Simon studied archaeology at university and it was this interest in all things old that led to him researching the history of the Irish harp.
He was in his late 20s before he picked up a harp for the first time. He says: “Studying archaeology got me thinking about old things and trying to understand past ways of life and ways of doing things.
“I’m not sure when and why I decided to study the old harp but I became curious about its tradition and turned my attention in that direction.
“The more I looked into it and its Irish and Scottish history, the more I realised how little understood it was.
“I wanted to learn to play it in an ancient way and I read books and taught myself.
“There is a whole history and tradition that is kind of hidden or forgotten about and 200 years ago the Irish harp died out completely.”
The main difference between an old Irish harp and a modern harp is the strings. An old Irish harp has metal strings which produce a bell-like sound very different from the gentle tones produced by the nylon strings of other harps.
Helping to bring about a revival of this unique instrument is now part of Simon life’s work.
He has published a book of old Irish harp music and runs a yearly music school in Kilkenny dedicated to the Irish harp. He has also written a research paper on its history.
Only a handful of these fascinating instruments survive as museum pieces and, in order to learn to play one, Simon had to find a craftsman with the skill to painstakingly replicate an original. Just three weeks ago he took possession of a very special harp which has been a full year in the making and which he will play for the first time in public today.
His harp is an exact copy of a late 17th century harp, believed to have belonged to Turlough O’Carolan, the Irish Bard, which is on display in the National Museum in Dublin.

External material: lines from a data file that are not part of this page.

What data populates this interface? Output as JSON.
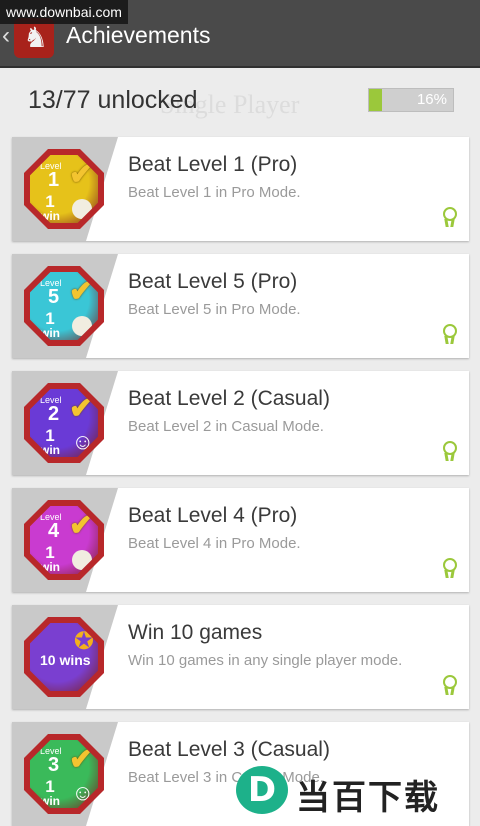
{
  "watermark_url": "www.downbai.com",
  "appbar": {
    "title": "Achievements"
  },
  "summary": {
    "unlocked_text": "13/77 unlocked",
    "progress_text": "16%",
    "progress_fraction": 0.16,
    "background_text": "Single Player"
  },
  "achievements": [
    {
      "title": "Beat Level 1 (Pro)",
      "desc": "Beat Level 1 in Pro Mode.",
      "medal_level": "1",
      "medal_color": "#e6c21a"
    },
    {
      "title": "Beat Level 5 (Pro)",
      "desc": "Beat Level 5 in Pro Mode.",
      "medal_level": "5",
      "medal_color": "#3ac6d6"
    },
    {
      "title": "Beat Level 2 (Casual)",
      "desc": "Beat Level 2 in Casual Mode.",
      "medal_level": "2",
      "medal_color": "#6a3ad6"
    },
    {
      "title": "Beat Level 4 (Pro)",
      "desc": "Beat Level 4 in Pro Mode.",
      "medal_level": "4",
      "medal_color": "#c93bd0"
    },
    {
      "title": "Win 10 games",
      "desc": "Win 10 games in any single player mode.",
      "medal_wins": "10 wins",
      "medal_color": "#7a3fd0"
    },
    {
      "title": "Beat Level 3 (Casual)",
      "desc": "Beat Level 3 in Casual Mode.",
      "medal_level": "3",
      "medal_color": "#3aba5a"
    }
  ],
  "medal_text": {
    "level_word": "Level",
    "win_one": "1",
    "win_word": "win"
  },
  "download_badge": {
    "logo_letter": "D",
    "text": "当百下载"
  },
  "colors": {
    "accent_green": "#9bc83b",
    "appbar": "#4a4a4a"
  }
}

He adds: “Lily and I will both be playing today and whereas her music is very modern and progressive, mine is the opposite and I will be playing a selection of tunes from the old Irish harp tradition.
“There is a great selection of people attending today and the Linen Hall Library has a great collection of manuscripts relating to the harp.”
Tickets for today’s event which runs from 3.30pm until 7.30pm cost £20 and can be obtained from the Linen Hall Library website www.linenhall.com. Proceeds from the event will be used for the long-term preservation and eventual digitisation of the Beath Collection